|Cooperative Classification||B41J2/055, B41J2002/14403, B41J2/1632, B41J2/1629, B41J2/1625, B41J2/1603, B41J2/1628, B41J2/1631, B41J2/1634|
|European Classification||B41J2/16B2, B41J2/16M5, B41J2/16M4, B41J2/16M2, B41J2/16M3W, B41J2/16M3D, B41J2/055, B41J2/16M5L|
|Sep 30, 2003||AS||Assignment|
Owner name: HEWLETT-PACKARD DEVELOPMENT COMPANY L.P., TEXAS
Free format text: ASSIGNMENT OF ASSIGNORS INTEREST;ASSIGNOR:HEWLETT-PACKARD COMPANY;REEL/FRAME:014061/0492
Effective date: 20030926
Owner name: HEWLETT-PACKARD DEVELOPMENT COMPANY L.P.,TEXAS
Free format text: ASSIGNMENT OF ASSIGNORS INTEREST;ASSIGNOR:HEWLETT-PACKARD COMPANY;REEL/FRAME:014061/0492
Effective date: 20030926
|Oct 14, 2003||AS||Assignment|
Owner name: HEWLETT-PACKARD DEVELOPMENT COMPANY, L.P., TEXAS
Free format text: ASSIGNMENT OF ASSIGNORS INTEREST;ASSIGNORS:GIERE, MATTHEW;CRUZ-URIBE, ANTONIO S.;HESS, JEFFERY;REEL/FRAME:014585/0178;SIGNING DATES FROM 20030620 TO 20030718

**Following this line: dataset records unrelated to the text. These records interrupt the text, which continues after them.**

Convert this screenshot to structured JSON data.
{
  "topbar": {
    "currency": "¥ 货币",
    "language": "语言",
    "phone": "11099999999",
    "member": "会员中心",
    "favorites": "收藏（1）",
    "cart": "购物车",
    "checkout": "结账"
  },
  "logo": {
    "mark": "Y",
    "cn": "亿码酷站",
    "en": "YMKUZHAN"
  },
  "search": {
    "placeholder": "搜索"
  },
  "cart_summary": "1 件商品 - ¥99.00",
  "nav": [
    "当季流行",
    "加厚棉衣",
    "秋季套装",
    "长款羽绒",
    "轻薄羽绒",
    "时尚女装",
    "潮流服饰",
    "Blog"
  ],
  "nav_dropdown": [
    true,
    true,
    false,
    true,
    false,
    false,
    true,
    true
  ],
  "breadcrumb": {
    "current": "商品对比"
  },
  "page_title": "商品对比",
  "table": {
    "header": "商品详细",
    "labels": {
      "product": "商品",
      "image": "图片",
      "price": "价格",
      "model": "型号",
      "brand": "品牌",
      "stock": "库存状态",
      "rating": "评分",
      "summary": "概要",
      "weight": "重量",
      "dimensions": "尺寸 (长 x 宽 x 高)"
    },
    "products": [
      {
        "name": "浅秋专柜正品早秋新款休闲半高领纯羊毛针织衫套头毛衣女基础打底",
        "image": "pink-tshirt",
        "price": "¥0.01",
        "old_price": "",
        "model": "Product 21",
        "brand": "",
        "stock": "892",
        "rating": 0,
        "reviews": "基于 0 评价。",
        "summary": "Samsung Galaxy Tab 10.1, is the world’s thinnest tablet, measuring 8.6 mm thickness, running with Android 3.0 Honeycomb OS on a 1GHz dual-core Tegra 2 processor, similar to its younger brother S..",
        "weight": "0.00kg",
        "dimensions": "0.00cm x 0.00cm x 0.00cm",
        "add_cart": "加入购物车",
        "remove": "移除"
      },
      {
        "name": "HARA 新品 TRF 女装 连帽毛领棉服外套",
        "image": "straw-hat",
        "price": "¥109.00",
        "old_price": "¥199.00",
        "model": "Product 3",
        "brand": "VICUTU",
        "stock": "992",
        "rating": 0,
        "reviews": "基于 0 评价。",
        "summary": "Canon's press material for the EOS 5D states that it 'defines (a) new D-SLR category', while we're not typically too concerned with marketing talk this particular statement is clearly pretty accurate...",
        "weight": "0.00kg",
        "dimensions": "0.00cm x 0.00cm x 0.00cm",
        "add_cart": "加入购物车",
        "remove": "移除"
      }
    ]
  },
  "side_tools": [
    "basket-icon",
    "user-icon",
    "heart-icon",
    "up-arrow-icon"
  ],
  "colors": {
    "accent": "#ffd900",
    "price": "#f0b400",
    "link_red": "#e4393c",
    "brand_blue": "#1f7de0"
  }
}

|Apr 6, 2009||FPAY||Fee payment|
Year of fee payment: 4
|May 17, 2013||REMI||Maintenance fee reminder mailed|
|Oct 4, 2013||LAPS||Lapse for failure to pay maintenance fees|
|Nov 26, 2013||FP||Expired due to failure to pay maintenance fee|
Effective date: 20131004